Science to lift veil on ancient valleys

16 November 2011

A senior field technician sampling groundwater in the Paterson region of the Great Sandy Desert.

A senior field technician sampling
groundwater in the Paterson region
of the Great Sandy Desert.
© Geoscience Australia

An unprecedented application of geoscientific disciplines and tools is helping in the search for potential water resources in some of Australia's driest regions.

Scientists are using the airborne electromagnetic and radiometric imagery, high-resolution one second digital elevation model data and processed satellite imagery in the search for ancient waterways, or paleovalleys in Western Australia, South Australia and the Northern Territory. The work is being carried as part of a groundwater project funded by the National Water Commission .

The palaeovalley sediments were deposited when the climate was a lot wetter and although the rivers themselves may have disappeared, the remaining sediments can contain important groundwater resources. These aquifers frequently provide the only available water for remote indigenous communities, the pastoral industry and mining activities as well as arid zone ecosystems.
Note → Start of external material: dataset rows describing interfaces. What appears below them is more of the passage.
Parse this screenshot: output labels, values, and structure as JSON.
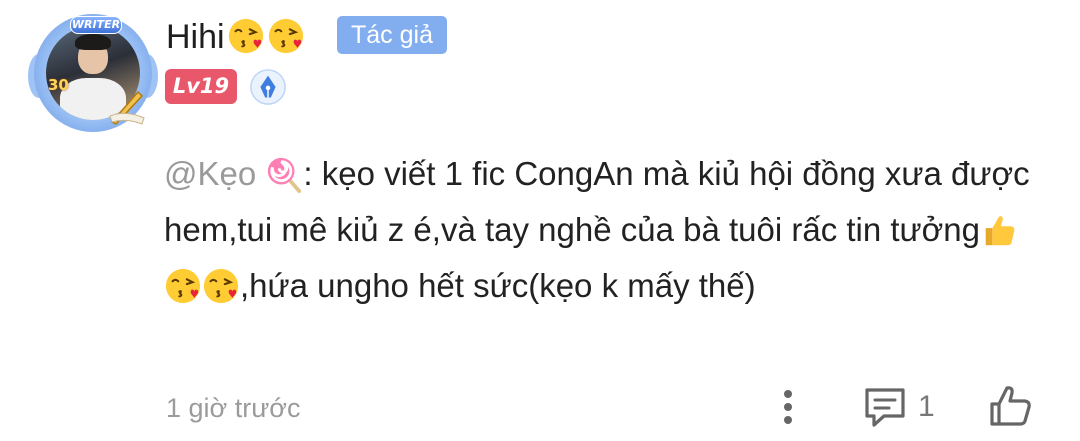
{
  "comment": {
    "author": {
      "name": "Hihi",
      "name_emojis": [
        "kiss-heart-emoji",
        "kiss-heart-emoji"
      ],
      "role_badge": "Tác giả",
      "level": "Lv19",
      "avatar_frame_label": "WRITER",
      "avatar_frame_number": "30",
      "badge_icon": "pen-nib-icon"
    },
    "body": {
      "mention": "@Kẹo",
      "mention_emoji": "lollipop-emoji",
      "text_part1": ": kẹo viết 1 fic CongAn mà kiủ hội đồng xưa được hem,tui mê kiủ z é,và tay nghề của bà tuôi rấc tin tưởng",
      "inline_emojis": [
        "thumbs-up-emoji",
        "kiss-heart-emoji",
        "kiss-heart-emoji"
      ],
      "text_part2": ",hứa ungho hết sức(kẹo k mấy thế)"
    },
    "footer": {
      "timestamp": "1 giờ trước",
      "reply_count": "1",
      "more_icon": "more-vertical-icon",
      "reply_icon": "comment-icon",
      "like_icon": "thumbs-up-outline-icon"
    }
  },
  "colors": {
    "role_badge_bg": "#82aef0",
    "level_badge_bg": "#e8586a",
    "mention_text": "#9a9a9a",
    "timestamp_text": "#9b9b9b",
    "body_text": "#222222"
  }
}
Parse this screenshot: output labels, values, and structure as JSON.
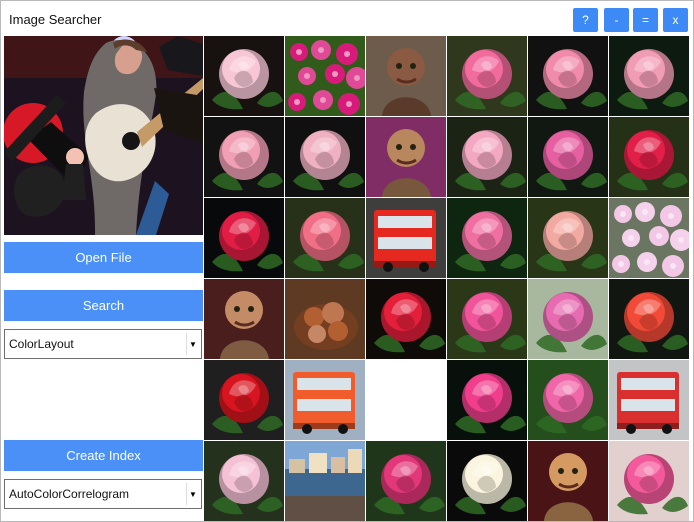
{
  "window": {
    "title": "Image Searcher"
  },
  "window_controls": [
    {
      "name": "help-button",
      "label": "?"
    },
    {
      "name": "minimize-button",
      "label": "-"
    },
    {
      "name": "maximize-button",
      "label": "="
    },
    {
      "name": "close-button",
      "label": "x"
    }
  ],
  "left_panel": {
    "open_file_label": "Open File",
    "search_label": "Search",
    "search_feature": "ColorLayout",
    "create_index_label": "Create Index",
    "index_feature": "AutoColorCorrelogram"
  },
  "results": [
    {
      "kind": "rose",
      "color": "#f7c7d6",
      "bg": "#17120f"
    },
    {
      "kind": "flowers",
      "color": "#d81b7a",
      "bg": "#315b1a"
    },
    {
      "kind": "portrait",
      "color": "#8a5a42",
      "bg": "#6d5b4b"
    },
    {
      "kind": "rose",
      "color": "#f16b9c",
      "bg": "#2f381d"
    },
    {
      "kind": "rose",
      "color": "#f08bab",
      "bg": "#111111"
    },
    {
      "kind": "rose",
      "color": "#f19cb5",
      "bg": "#0d1a10"
    },
    {
      "kind": "rose",
      "color": "#f09fb4",
      "bg": "#121212"
    },
    {
      "kind": "rose",
      "color": "#efb0c2",
      "bg": "#101010"
    },
    {
      "kind": "portrait",
      "color": "#b9875d",
      "bg": "#7f2d64"
    },
    {
      "kind": "rose",
      "color": "#f3a8c1",
      "bg": "#1b2414"
    },
    {
      "kind": "rose",
      "color": "#e65fa1",
      "bg": "#111711"
    },
    {
      "kind": "rose",
      "color": "#e21f48",
      "bg": "#243117"
    },
    {
      "kind": "rose",
      "color": "#e11d45",
      "bg": "#08090a"
    },
    {
      "kind": "rose",
      "color": "#f16f86",
      "bg": "#273019"
    },
    {
      "kind": "bus",
      "color": "#e52820",
      "bg": "#3e3f3c"
    },
    {
      "kind": "rose",
      "color": "#f06fa1",
      "bg": "#0e2510"
    },
    {
      "kind": "rose",
      "color": "#f2a9a2",
      "bg": "#283517"
    },
    {
      "kind": "flowers",
      "color": "#f3c7e6",
      "bg": "#6a7661"
    },
    {
      "kind": "portrait",
      "color": "#c48c66",
      "bg": "#4a1e1c"
    },
    {
      "kind": "food",
      "color": "#b25f31",
      "bg": "#5e3a22"
    },
    {
      "kind": "rose",
      "color": "#e31f3a",
      "bg": "#0e0b08"
    },
    {
      "kind": "rose",
      "color": "#f1549b",
      "bg": "#2b3818"
    },
    {
      "kind": "rose",
      "color": "#e66bb0",
      "bg": "#a7b89e"
    },
    {
      "kind": "rose",
      "color": "#f34a38",
      "bg": "#111611"
    },
    {
      "kind": "rose",
      "color": "#d7141f",
      "bg": "#1f1f1f"
    },
    {
      "kind": "bus",
      "color": "#f05c2c",
      "bg": "#9eb0c2"
    },
    {
      "kind": "blank",
      "color": "#ffffff",
      "bg": "#ffffff"
    },
    {
      "kind": "rose",
      "color": "#f03d8c",
      "bg": "#07100a"
    },
    {
      "kind": "rose",
      "color": "#f066a8",
      "bg": "#244e1b"
    },
    {
      "kind": "bus",
      "color": "#d92f2f",
      "bg": "#c2c4c6"
    },
    {
      "kind": "rose",
      "color": "#f5c1d5",
      "bg": "#24311c"
    },
    {
      "kind": "city",
      "color": "#6f98c9",
      "bg": "#9db7d1"
    },
    {
      "kind": "rose",
      "color": "#e23778",
      "bg": "#20361a"
    },
    {
      "kind": "rose",
      "color": "#fbf5df",
      "bg": "#0a0a0a"
    },
    {
      "kind": "portrait",
      "color": "#d59a62",
      "bg": "#4a1315"
    },
    {
      "kind": "rose",
      "color": "#f45a9b",
      "bg": "#e2d0cf"
    }
  ],
  "colors": {
    "accent": "#4a90f7",
    "control": "#3d8af7"
  }
}
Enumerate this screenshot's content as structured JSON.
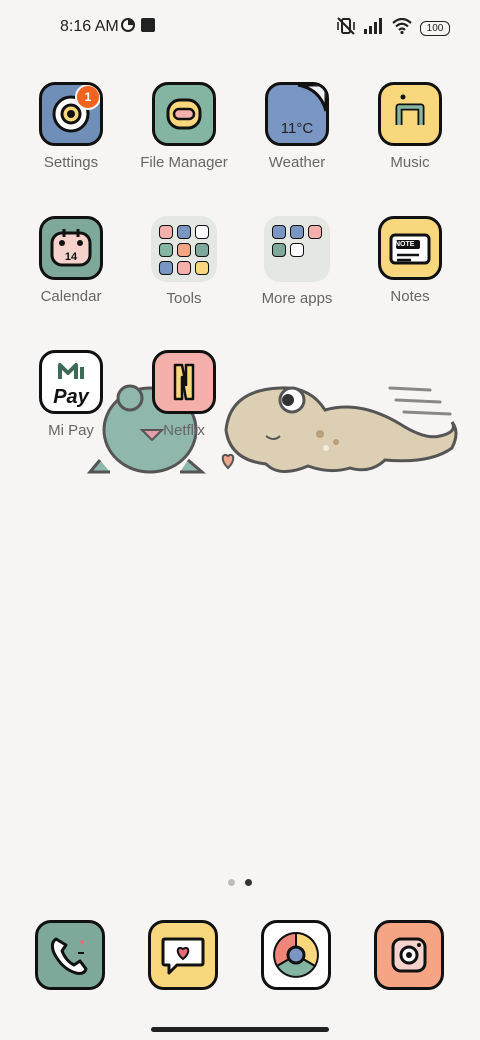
{
  "status_bar": {
    "time": "8:16 AM",
    "battery": "100"
  },
  "apps": [
    {
      "label": "Settings",
      "badge": "1"
    },
    {
      "label": "File Manager"
    },
    {
      "label": "Weather",
      "temp": "11°C"
    },
    {
      "label": "Music"
    },
    {
      "label": "Calendar",
      "day": "14"
    },
    {
      "label": "Tools"
    },
    {
      "label": "More apps"
    },
    {
      "label": "Notes",
      "text": "NOTE"
    },
    {
      "label": "Mi Pay",
      "text": "Pay"
    },
    {
      "label": "Netflix"
    }
  ],
  "page_indicator": {
    "total": 2,
    "active_index": 1
  },
  "dock": [
    "phone",
    "messages",
    "chrome",
    "camera"
  ],
  "colors": {
    "background": "#f6f5f3",
    "badge": "#f06420",
    "settings_bg": "#6f8fb9",
    "file_manager_bg": "#84b4a2",
    "weather_bg": "#7a96c2",
    "music_bg": "#f8d77d",
    "calendar_bg": "#7ea89a",
    "notes_bg": "#f8d77d",
    "netflix_bg": "#f6b0ab",
    "phone_bg": "#7ea89a",
    "messages_bg": "#f8d77d",
    "camera_bg": "#f5a583"
  }
}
Geoscience Australia researcher, Dr Pauline English, said that in the Paterson region of the Great Sandy Desert where palaeovalleys are a legacy of deglaciation and are buried beneath sand dunes, airborne electromagnetic imagery has delineated the ancient valley systems in three dimensions.

"This is helping to resolve long-standing questions about palaeo-flow directions, confluences, divides and watersheds, as well as prospectivity for groundwater resources," Dr English said.

"Elsewhere, the high-resolution digital elevation model data has been processed to reduce the influence of sand dune topography to reveal the underlying palaeovalley networks. At the same time, processed satellite imagery has provided information on mineral and moisture contents in the landscape, giving a clearer picture of the location and composition of palaeovalleys and shallow water tables," she said.

"The innovative use of this array of geoscience disciplines has allowed Geoscience Australia to help develop a better understanding of the precious groundwater resources in arid parts of Australia and provide benefits for remote communities and the mining and exploration industry," Dr English said.

Topic contact: Last updated: October 4, 2013